Rhythms for Rebuilding works to orchestrate diversity

| Scene Reporter

The Mosaic Whispers performs at the 2009 Rhythms for Rebuilding in Graham Chapel.

The Mosaic Whispers performs at the 2009 Rhythms for Rebuilding in Graham Chapel.

For the fifth consecutive year, Washington University’s a capella groups are joining forces for a good cause. This year’s Rhythms for Rebuilding benefit concert will be held on Thursday, Nov. 11 at 7:30 p.m. in Graham Chapel.

The concert will feature 10 campus a cappella groups: After Dark, the Amateurs, the Aristocats, Deliverance, the Greenleafs, More Fools than Wise, the Mosaic Whispers, the Pikers, Staam and the Stereotypes.

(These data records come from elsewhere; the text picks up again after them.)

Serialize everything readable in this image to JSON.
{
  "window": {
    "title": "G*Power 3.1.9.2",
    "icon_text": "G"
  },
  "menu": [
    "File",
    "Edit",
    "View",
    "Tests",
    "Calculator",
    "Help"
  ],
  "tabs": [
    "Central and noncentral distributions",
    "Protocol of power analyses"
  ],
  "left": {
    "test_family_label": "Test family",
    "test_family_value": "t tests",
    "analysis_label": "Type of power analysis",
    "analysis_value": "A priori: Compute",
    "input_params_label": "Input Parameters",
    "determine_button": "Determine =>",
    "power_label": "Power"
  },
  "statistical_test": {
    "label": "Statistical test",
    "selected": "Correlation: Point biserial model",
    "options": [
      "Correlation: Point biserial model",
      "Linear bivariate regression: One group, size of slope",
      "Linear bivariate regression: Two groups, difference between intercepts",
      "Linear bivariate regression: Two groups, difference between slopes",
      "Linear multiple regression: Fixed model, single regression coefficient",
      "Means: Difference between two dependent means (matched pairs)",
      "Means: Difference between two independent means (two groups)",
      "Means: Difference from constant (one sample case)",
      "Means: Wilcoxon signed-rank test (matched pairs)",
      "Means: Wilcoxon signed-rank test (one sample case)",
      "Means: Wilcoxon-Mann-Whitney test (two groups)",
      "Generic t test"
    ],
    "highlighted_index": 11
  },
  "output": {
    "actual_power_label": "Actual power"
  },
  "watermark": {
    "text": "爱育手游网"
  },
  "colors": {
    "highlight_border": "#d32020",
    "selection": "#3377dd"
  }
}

As in past years, all proceeds from the concert will be donated to charity. This year, the recipient will be Orchestrating Diversity, an educational music program run through the Lemp Neighborhood Arts Center in St. Louis.

The program offers high school students intensive instruction in music theory, music history, private and ensemble performance, and musicianship at no cost.

“We were so excited to find a charity that promotes music,” said sophomore Cassie Trammel, president of the Rhythms executive board. “It fits really well with the concert.”

In fact, Orchestrating Diversity has deep roots in the Wash. U. community. It was founded in part by Wash. U. senior Max Woods through a Kaldi’s Social Change Grant.

“It’s a place for artists to come and basically to support the creative and intellectual growth of musicians and other artists,” said Kory Lyles, director of human resources for Orchestrating Diversity.

Trammel, who is also a member of the Amateurs, heard about the program through the Community Service Office and decided to look into Orchestrating Diversity as a potential Rhythms beneficiary.

Members of the Rhythms executive board toured the Lemp Neighborhood Arts Center early in the semester to learn more about the program.

“It’s an awesome program because they’re trying to make the kids feel like they can go out and make changes in the community instead of waiting for change to happen,” Trammel said. “They go into schools that basically don’t have any music programs at all.”

The program has remained closely connected to the Wash. U. community. In August, members of Orchestrating Diversity performed in Holmes Lounge for their summer concert.

According to Lyles, nonprofit organizations often struggle during difficult economic times and rely on the support of the community to survive.

“I guess it makes sense because the people who are donating realize that while the economy is challenging for them, it’s also challenging for nonprofits like us,” Lyles said.

With Rhythms for Rebuilding just around the corner, Trammel thinks this year’s event will continue the Rhythms tradition of combining Wash. U.’s musical and philanthropic strengths.

Advance tickets are on sale for $5 through Thursday in the DUC from 11 a.m.-2 p.m. and through Wednesday in Bear’s Den from 6-8 p.m. Tickets can also be purchased at the door for $6.

Additionally, concertgoers can purchase raffle tickets for $1 each. The winner will receive a basket containing a CD from each of the performing groups.

Sign up for the email edition

Stay up to date with everything happening as Washington University returns to campus.